### WHAT THE TASK REQUIRES
Check each line of the records for "this"; collect those that have it.

(SOURCE DATA)

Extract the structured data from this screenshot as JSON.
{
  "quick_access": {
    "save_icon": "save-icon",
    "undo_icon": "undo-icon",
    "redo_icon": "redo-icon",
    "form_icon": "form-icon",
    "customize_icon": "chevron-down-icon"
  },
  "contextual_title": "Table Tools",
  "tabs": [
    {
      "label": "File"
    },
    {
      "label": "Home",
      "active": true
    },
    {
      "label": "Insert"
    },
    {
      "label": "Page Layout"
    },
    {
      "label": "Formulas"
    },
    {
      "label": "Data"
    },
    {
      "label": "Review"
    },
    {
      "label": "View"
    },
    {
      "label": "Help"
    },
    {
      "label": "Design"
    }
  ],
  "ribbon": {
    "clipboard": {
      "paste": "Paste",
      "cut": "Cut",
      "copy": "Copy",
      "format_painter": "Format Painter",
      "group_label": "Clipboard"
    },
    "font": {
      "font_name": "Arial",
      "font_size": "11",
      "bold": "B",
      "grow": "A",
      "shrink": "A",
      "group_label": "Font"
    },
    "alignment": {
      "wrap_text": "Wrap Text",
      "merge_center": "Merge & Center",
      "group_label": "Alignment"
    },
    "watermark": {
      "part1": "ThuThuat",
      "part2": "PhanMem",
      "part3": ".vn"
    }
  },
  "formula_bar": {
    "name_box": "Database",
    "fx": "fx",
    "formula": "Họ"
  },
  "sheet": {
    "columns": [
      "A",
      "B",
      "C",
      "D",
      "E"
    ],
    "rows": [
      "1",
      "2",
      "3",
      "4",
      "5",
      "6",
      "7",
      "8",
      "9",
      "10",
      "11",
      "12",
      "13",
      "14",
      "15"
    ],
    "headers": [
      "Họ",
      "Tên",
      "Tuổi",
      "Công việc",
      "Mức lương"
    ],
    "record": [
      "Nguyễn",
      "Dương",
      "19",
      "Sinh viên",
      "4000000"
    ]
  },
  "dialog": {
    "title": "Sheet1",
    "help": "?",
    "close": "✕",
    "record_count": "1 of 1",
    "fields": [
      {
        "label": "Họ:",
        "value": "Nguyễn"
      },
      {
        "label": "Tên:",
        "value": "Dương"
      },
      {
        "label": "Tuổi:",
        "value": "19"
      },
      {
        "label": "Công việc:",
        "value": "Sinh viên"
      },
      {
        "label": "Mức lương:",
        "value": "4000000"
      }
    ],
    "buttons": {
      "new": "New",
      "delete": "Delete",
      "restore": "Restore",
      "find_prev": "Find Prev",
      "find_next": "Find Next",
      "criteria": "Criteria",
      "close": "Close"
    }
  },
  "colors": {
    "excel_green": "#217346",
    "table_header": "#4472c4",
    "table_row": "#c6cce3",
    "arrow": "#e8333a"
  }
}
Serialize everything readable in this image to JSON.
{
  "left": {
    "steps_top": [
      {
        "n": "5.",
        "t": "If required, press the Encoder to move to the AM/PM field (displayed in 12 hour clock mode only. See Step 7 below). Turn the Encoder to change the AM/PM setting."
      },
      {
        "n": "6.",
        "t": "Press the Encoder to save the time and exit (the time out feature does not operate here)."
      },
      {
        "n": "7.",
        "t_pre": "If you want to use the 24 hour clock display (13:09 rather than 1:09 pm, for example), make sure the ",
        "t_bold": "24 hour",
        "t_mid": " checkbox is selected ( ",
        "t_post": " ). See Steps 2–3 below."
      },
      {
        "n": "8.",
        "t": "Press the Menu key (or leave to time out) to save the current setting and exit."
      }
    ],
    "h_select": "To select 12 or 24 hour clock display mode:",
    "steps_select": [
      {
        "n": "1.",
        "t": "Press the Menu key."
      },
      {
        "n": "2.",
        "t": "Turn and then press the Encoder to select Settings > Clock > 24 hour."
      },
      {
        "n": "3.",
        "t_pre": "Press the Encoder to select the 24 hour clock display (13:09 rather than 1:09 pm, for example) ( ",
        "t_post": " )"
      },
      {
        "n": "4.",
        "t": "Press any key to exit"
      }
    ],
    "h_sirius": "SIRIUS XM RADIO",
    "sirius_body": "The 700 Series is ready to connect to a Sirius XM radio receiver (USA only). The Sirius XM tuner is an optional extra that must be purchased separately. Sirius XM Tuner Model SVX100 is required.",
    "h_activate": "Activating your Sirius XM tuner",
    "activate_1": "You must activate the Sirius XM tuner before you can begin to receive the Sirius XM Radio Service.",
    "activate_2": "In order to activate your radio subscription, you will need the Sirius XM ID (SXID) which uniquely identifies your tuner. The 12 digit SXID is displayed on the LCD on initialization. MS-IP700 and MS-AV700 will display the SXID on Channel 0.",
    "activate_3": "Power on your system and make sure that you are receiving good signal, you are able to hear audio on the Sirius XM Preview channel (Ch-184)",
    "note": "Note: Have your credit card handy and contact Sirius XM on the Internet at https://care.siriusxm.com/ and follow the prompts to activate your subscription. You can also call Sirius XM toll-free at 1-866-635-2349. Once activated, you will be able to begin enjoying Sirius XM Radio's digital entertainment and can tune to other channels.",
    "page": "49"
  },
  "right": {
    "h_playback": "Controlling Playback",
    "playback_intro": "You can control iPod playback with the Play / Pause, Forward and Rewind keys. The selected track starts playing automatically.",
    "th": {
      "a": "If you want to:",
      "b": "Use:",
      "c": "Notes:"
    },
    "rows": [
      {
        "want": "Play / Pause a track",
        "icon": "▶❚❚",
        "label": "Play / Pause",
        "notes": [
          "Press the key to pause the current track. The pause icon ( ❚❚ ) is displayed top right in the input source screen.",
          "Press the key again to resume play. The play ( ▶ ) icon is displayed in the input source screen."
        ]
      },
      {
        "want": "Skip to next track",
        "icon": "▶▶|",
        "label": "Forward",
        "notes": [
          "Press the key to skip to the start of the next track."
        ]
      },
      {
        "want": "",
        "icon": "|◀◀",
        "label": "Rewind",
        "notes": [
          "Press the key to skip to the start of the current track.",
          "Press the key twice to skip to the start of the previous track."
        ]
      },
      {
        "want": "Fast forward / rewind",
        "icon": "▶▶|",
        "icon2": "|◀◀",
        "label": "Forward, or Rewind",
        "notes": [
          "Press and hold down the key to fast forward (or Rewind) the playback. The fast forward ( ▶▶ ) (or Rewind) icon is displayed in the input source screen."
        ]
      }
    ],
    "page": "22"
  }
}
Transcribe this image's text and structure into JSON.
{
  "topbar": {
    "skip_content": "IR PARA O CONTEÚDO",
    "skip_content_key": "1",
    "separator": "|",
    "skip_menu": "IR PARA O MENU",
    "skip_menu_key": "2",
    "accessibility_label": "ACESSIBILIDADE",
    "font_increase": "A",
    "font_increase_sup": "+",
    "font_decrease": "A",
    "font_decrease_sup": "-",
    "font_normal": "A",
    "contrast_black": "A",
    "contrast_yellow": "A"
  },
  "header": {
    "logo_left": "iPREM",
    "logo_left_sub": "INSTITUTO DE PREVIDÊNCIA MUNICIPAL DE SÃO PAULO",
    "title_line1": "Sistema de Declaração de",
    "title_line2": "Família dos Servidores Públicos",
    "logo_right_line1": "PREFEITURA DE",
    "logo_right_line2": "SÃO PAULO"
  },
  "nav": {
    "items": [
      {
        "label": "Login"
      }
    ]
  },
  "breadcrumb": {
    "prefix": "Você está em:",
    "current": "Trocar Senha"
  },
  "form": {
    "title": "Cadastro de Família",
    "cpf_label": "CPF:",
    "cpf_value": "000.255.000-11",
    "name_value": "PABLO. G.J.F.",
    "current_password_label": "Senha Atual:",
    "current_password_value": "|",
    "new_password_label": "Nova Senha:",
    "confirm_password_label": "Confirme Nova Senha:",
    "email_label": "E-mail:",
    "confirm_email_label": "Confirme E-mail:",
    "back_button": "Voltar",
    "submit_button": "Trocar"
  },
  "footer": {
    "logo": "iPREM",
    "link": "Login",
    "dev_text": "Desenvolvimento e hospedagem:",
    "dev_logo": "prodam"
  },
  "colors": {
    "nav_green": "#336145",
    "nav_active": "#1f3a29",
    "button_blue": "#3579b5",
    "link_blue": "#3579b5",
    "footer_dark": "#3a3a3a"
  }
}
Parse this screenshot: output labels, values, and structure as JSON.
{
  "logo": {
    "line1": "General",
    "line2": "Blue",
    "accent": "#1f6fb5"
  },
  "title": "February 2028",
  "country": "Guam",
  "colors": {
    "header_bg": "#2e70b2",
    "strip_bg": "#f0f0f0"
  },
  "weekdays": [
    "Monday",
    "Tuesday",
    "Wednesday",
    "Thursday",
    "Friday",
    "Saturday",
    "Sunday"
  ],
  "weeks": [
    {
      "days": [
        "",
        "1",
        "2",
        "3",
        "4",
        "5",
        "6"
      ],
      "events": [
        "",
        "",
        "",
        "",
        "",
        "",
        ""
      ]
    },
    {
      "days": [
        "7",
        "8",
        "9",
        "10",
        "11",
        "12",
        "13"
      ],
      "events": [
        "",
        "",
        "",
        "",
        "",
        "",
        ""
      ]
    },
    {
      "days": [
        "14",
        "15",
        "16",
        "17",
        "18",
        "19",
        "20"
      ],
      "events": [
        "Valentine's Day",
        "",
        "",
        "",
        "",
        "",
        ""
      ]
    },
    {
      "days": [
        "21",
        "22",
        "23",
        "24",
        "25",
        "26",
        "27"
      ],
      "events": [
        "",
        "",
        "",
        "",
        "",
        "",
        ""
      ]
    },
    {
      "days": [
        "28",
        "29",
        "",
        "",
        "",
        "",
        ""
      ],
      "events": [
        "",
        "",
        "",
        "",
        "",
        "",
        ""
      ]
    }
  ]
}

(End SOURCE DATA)

### WRITTEN REPLY
Extract the structured data from this screenshot as JSON.
Serialize everything readable in this image to JSON.
Transcribe this image's text and structure into JSON.
Parse this screenshot: output labels, values, and structure as JSON.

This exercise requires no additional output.